If you've noticed the family pet has been a little more lighthearted this year, they might have heard the news before you: the U.S. Food and Drug Administration (FDA) is not requiring all new human medicines to be tested in animals!
This new legislation, passed by unanimous consent in the Senate (Sept 2022) and signed by President Joe Biden (Dec 2022), is a significant shift away from a 1938 stipulation that potential drugs be tested for safety and efficacy first in animals. Instead, clearing drugs for human trials can now come in the form of nonanimal methods like computer modeling, organ chip technology, organoids, and other emerging technologies.
While animal welfare organizations like the Center for a Humane Economy and Animal Wellness Action are hailing this new legislation as a major win, pro-research groups are playing down the law, emphasizing these new rules will not change the drug approval process overnight.
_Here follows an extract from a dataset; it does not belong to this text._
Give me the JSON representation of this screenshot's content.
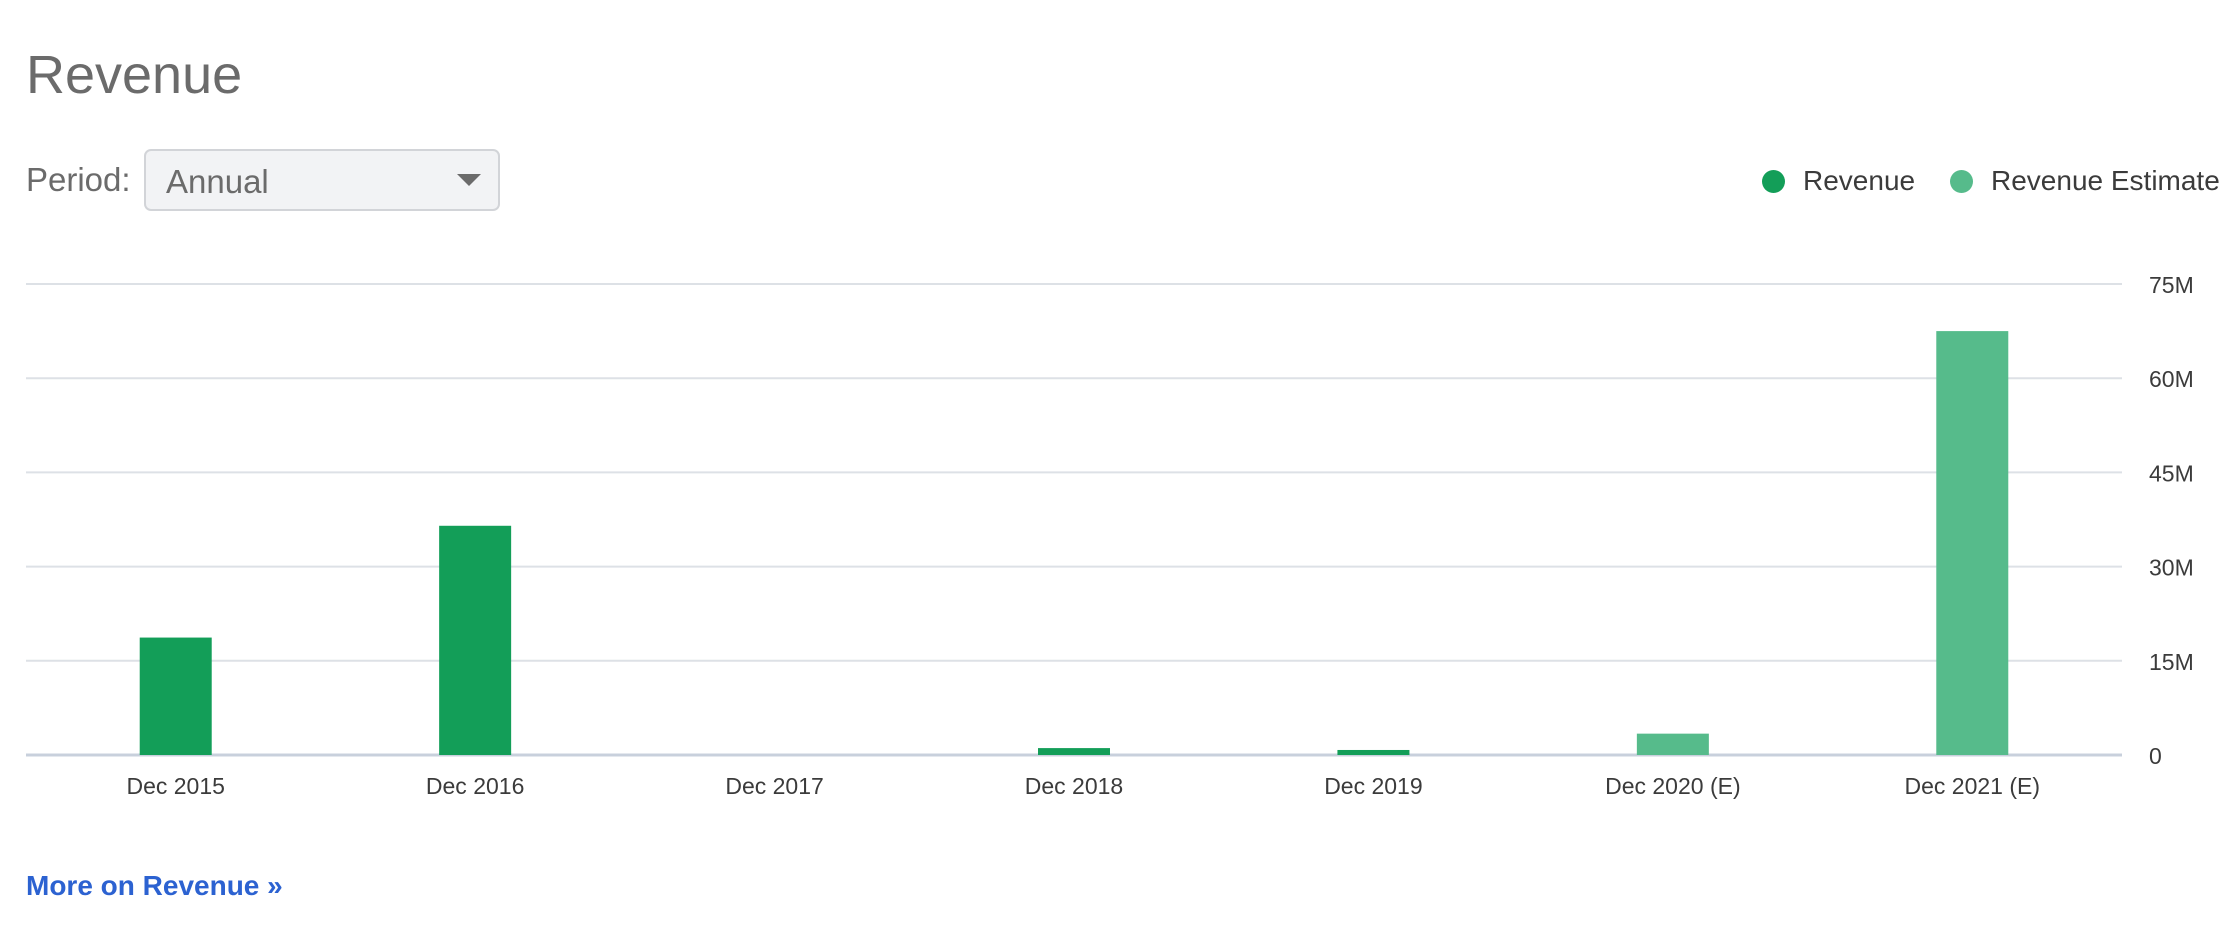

While true, the FDA still retains the discretion to require animal tests, – a brighter future for animals is on the horizon.
"We support alternative methods that are backed by science and provide the necessary data showing whether products are safe and effective," Namandjé Bumpus, the FDA's chief scientist, says. Bumpus favors moving away from animal testing when other approaches are readily available. To further that sentiment, the FDA received $5 million this year to launch an agency-wide program to study nonanimal alternatives and ways to reduce and refine animal testing. Though there have been significant improvements in alternative testing methods, it is going to take years before technology fills in all of the gaps and makes animal testing obsolete.
But, as it happens with new legislation and government agencies, the animal testing waters are still murky. While the new law — officially called the FDA Modernization Act 2.0 and part of a massive package of spending legislation, clears the way for drugs to proceed to human trials without animal testing, it doesn't prohibit animals to be part of the process anymore. Ongoing animal research will still be regulated by the Laboratory Welfare Act, which was passed in 1966 and relies on what some would consider outdated inhumane standards. So, as the family dog leans in for some ear scratches tonight, let's just not mention that part.